Plaintiffs filed suit against Chase under the Truth in Lending Act (TILA), 15 U.S.C. 1641(g), alleging that Chase did not comply with disclosure requirements when it did not inform them that it had been assigned an interest in their mortgage. The court concluded that the assignment was an "administrative convenience" within the meaning of section 1641(f) because the assignment allowed Chase to perform foreclosure, a requirement of servicing the loan. Accordingly, Chase was not subject to the disclosure requirements and the court affirmed the district court's grant of summary judgment in favor of Chase. View "Reed, Jr., et al. v. Chase Home Finance, LLC" on Justia Law
Avenue CLO Fund, Ltd., et al. v. Bank of America, NA
In a contract dispute related to the funding of the development of the Fountainebleau Resort in Las Vegas (the Project), Term Lenders appealed the district court's grant of summary judgment in favor of the Bank. The court concluded that under the Disbursement Agreement the Bank was permitted to rely on the Borrowers' certifications that the conditions precedent were satisfied unless it had actual knowledge to the contrary. The court also concluded that there remained genuine issues of material fact about whether the Bank had such knowledge and whether its actions amounted to gross negligence. The court affirmed the district court's denial of the Term Lenders' Motion for Partial Summary Judgment and the district court's interpretation of the Bank's obligations under the Disbursement Agreement. The court reversed, however, the district court's grant of summary judgment in favor of the Bank and the court remanded the case for further proceedings. View "Avenue CLO Fund, Ltd., et al. v. Bank of America, NA" on Justia Law
Nguyen v. JP Morgan Chase Bank, NA

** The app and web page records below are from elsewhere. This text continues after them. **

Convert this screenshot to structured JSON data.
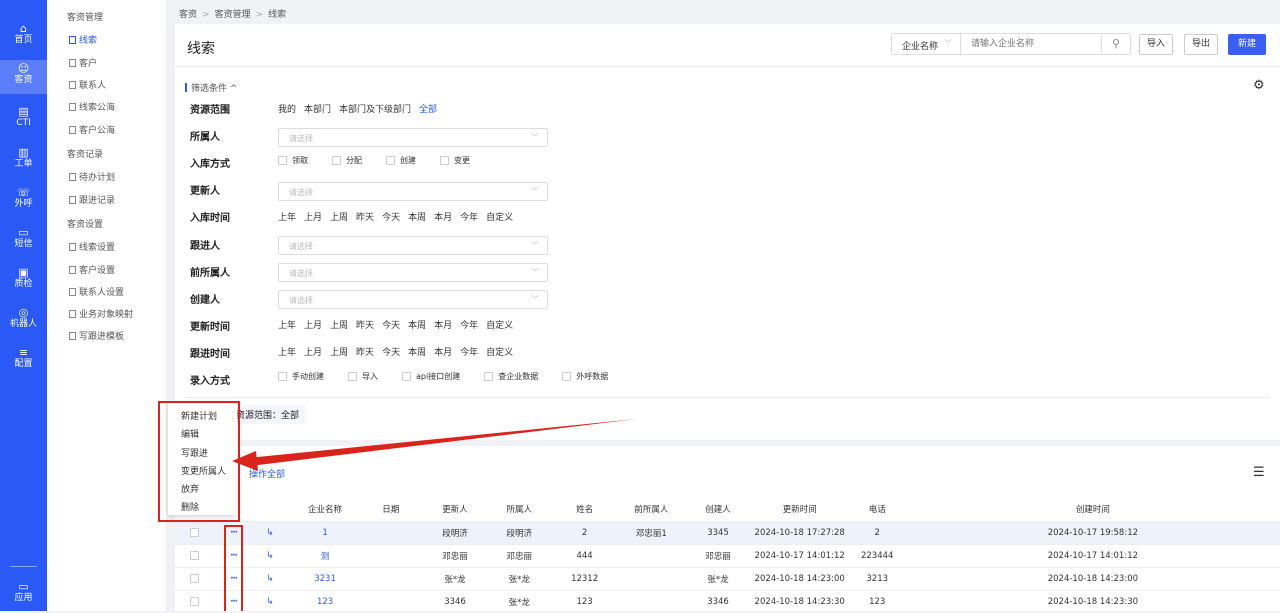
{
  "rail": {
    "items": [
      {
        "label": "首页",
        "icon": "home-icon",
        "glyph": "⌂"
      },
      {
        "label": "客资",
        "icon": "users-icon",
        "glyph": "☺"
      },
      {
        "label": "CTI",
        "icon": "cti-icon",
        "glyph": "▤"
      },
      {
        "label": "工单",
        "icon": "ticket-icon",
        "glyph": "▥"
      },
      {
        "label": "外呼",
        "icon": "phone-icon",
        "glyph": "☏"
      },
      {
        "label": "短信",
        "icon": "sms-icon",
        "glyph": "▭"
      },
      {
        "label": "质检",
        "icon": "inspect-icon",
        "glyph": "▣"
      },
      {
        "label": "机器人",
        "icon": "robot-icon",
        "glyph": "◎"
      },
      {
        "label": "配置",
        "icon": "config-icon",
        "glyph": "≡"
      }
    ],
    "bottom": {
      "label": "应用",
      "icon": "apps-icon",
      "glyph": "▭"
    }
  },
  "sidebar": {
    "groups": [
      {
        "title": "客资管理",
        "items": [
          "线索",
          "客户",
          "联系人",
          "线索公海",
          "客户公海"
        ]
      },
      {
        "title": "客资记录",
        "items": [
          "待办计划",
          "跟进记录"
        ]
      },
      {
        "title": "客资设置",
        "items": [
          "线索设置",
          "客户设置",
          "联系人设置",
          "业务对象映射",
          "写跟进模板"
        ]
      }
    ]
  },
  "breadcrumb": [
    "客资",
    "客资管理",
    "线索"
  ],
  "header": {
    "title": "线索",
    "search_type": "企业名称",
    "search_placeholder": "请输入企业名称",
    "import_label": "导入",
    "export_label": "导出",
    "new_label": "新建"
  },
  "filters": {
    "toggle_label": "筛选条件 ^",
    "resource_scope": {
      "label": "资源范围",
      "options": [
        "我的",
        "本部门",
        "本部门及下级部门",
        "全部"
      ],
      "selected": "全部"
    },
    "owner": {
      "label": "所属人",
      "placeholder": "请选择"
    },
    "storage_method": {
      "label": "入库方式",
      "options": [
        "领取",
        "分配",
        "创建",
        "变更"
      ]
    },
    "updater": {
      "label": "更新人",
      "placeholder": "请选择"
    },
    "storage_time": {
      "label": "入库时间",
      "options": [
        "上年",
        "上月",
        "上周",
        "昨天",
        "今天",
        "本周",
        "本月",
        "今年",
        "自定义"
      ]
    },
    "follower": {
      "label": "跟进人",
      "placeholder": "请选择"
    },
    "prev_owner": {
      "label": "前所属人",
      "placeholder": "请选择"
    },
    "creator": {
      "label": "创建人",
      "placeholder": "请选择"
    },
    "update_time": {
      "label": "更新时间",
      "options": [
        "上年",
        "上月",
        "上周",
        "昨天",
        "今天",
        "本周",
        "本月",
        "今年",
        "自定义"
      ]
    },
    "follow_time": {
      "label": "跟进时间",
      "options": [
        "上年",
        "上月",
        "上周",
        "昨天",
        "今天",
        "本周",
        "本月",
        "今年",
        "自定义"
      ]
    },
    "entry_method": {
      "label": "录入方式",
      "options": [
        "手动创建",
        "导入",
        "api接口创建",
        "查企业数据",
        "外呼数据"
      ]
    },
    "scope_tag": "资源范围：全部"
  },
  "context_menu": [
    "新建计划",
    "编辑",
    "写跟进",
    "变更所属人",
    "放弃",
    "删除"
  ],
  "list": {
    "op_all_label": "操作全部",
    "columns": [
      "企业名称",
      "日期",
      "更新人",
      "所属人",
      "姓名",
      "前所属人",
      "创建人",
      "更新时间",
      "电话",
      "创建时间"
    ],
    "rows": [
      [
        "1",
        "",
        "段明济",
        "段明济",
        "2",
        "邓忠丽1",
        "3345",
        "2024-10-18 17:27:28",
        "2",
        "2024-10-17 19:58:12"
      ],
      [
        "测",
        "",
        "邓忠丽",
        "邓忠丽",
        "444",
        "",
        "邓忠丽",
        "2024-10-17 14:01:12",
        "223444",
        "2024-10-17 14:01:12"
      ],
      [
        "3231",
        "",
        "张*龙",
        "张*龙",
        "12312",
        "",
        "张*龙",
        "2024-10-18 14:23:00",
        "3213",
        "2024-10-18 14:23:00"
      ],
      [
        "123",
        "",
        "3346",
        "张*龙",
        "123",
        "",
        "3346",
        "2024-10-18 14:23:30",
        "123",
        "2024-10-18 14:23:30"
      ]
    ]
  }
}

Plaintiff, as representative of her mother and the estate of her father, filed a breach of contract claim against Chase to recover the amount in her father's bank accounts plus interest and the redemption of the certificate of deposit, which her mother had assigned to her. Between 1966 and 1975, plaintiff's father had deposited money with a branch of Chase bank in Saigon and purchased a certificate of deposit payable to his wife. In anticipation of the fall of Saigon to the North Vietnamese army, Chase began evacuating its bank personnel in April 1975. Without giving notice to its depositors, Chase then closed its Saigon branch. The court held that plaintiff's claims were time-barred under New York law because the suit was not brought within six years of the bank's closure. Accordingly, the court affirmed the district court's order granting Chase's motion to dismiss the complaint for failure to state a claim. View "Nguyen v. JP Morgan Chase Bank, NA" on Justia Law